[Stored data]
--------------------
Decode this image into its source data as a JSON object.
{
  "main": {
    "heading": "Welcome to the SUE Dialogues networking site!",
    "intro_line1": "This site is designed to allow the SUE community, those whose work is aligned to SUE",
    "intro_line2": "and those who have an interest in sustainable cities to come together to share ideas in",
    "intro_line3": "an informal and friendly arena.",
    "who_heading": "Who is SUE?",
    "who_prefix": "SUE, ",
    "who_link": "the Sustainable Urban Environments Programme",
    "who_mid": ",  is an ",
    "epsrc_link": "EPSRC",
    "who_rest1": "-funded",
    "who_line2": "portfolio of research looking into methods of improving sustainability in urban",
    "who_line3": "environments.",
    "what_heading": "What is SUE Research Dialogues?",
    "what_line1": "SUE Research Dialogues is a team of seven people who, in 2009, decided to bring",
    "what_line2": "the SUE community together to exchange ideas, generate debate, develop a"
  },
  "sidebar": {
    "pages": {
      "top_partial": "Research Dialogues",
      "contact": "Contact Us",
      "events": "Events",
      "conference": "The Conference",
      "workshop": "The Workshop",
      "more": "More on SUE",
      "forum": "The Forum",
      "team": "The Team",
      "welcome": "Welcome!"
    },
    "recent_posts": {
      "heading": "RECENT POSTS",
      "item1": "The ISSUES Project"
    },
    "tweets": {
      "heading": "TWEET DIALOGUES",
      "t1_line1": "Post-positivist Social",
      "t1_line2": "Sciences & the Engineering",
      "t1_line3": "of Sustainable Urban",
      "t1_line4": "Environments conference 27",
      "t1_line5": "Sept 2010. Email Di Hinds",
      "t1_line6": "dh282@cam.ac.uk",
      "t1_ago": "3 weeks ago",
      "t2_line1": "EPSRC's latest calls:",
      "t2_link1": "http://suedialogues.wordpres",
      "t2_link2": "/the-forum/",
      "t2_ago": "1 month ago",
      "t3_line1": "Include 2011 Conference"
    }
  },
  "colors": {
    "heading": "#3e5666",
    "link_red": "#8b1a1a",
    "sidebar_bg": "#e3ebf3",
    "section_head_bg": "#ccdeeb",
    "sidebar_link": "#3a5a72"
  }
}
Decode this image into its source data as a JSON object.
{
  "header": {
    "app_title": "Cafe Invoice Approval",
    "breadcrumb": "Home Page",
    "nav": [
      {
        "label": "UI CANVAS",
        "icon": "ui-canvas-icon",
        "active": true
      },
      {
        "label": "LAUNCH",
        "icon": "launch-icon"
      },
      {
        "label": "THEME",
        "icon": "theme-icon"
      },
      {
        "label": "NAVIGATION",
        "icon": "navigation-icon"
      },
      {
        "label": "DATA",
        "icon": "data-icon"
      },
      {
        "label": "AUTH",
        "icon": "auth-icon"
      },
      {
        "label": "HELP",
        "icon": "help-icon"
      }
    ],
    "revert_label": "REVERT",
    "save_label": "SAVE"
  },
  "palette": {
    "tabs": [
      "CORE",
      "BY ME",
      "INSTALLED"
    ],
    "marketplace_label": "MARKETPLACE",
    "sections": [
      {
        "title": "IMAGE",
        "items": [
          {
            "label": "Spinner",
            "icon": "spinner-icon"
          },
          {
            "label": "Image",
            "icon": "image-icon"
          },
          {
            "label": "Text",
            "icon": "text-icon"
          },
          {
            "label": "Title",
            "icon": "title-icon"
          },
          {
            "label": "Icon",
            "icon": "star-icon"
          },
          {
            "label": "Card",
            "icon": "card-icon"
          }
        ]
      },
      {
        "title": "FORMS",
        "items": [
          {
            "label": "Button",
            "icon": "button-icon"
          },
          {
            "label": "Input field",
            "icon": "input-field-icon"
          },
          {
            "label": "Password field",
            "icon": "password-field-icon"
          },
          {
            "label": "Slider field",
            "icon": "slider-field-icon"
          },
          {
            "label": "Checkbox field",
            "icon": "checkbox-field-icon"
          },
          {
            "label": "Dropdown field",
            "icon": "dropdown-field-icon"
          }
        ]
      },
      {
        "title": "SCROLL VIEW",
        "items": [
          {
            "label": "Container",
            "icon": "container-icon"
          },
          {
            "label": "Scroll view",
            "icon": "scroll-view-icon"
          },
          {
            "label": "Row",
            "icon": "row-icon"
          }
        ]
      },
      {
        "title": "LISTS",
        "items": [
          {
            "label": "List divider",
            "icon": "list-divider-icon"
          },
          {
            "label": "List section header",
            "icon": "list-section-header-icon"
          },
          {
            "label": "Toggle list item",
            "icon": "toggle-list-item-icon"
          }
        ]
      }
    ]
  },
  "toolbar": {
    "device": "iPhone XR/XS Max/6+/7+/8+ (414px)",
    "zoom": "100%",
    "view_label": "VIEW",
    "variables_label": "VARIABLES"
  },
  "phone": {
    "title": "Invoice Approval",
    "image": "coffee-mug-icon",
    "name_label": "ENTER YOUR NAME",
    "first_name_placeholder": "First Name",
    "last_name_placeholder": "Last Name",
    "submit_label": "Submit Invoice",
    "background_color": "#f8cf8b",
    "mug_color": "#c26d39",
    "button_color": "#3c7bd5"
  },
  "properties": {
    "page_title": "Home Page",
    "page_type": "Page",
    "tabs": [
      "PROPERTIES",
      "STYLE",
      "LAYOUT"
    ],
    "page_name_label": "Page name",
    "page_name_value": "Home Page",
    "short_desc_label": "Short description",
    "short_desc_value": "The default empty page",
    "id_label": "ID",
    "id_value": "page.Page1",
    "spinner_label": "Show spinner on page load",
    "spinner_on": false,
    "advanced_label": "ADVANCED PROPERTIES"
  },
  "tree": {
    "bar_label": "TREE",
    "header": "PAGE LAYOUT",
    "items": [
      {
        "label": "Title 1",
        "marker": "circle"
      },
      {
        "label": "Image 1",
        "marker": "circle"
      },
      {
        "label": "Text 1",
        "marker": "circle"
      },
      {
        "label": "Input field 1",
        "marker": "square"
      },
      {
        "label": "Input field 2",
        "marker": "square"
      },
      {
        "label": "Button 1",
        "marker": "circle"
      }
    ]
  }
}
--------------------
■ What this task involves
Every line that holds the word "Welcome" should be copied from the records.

■ Answer space
    "heading": "Welcome to the SUE Dialogues networking site!",
      "welcome": "Welcome!"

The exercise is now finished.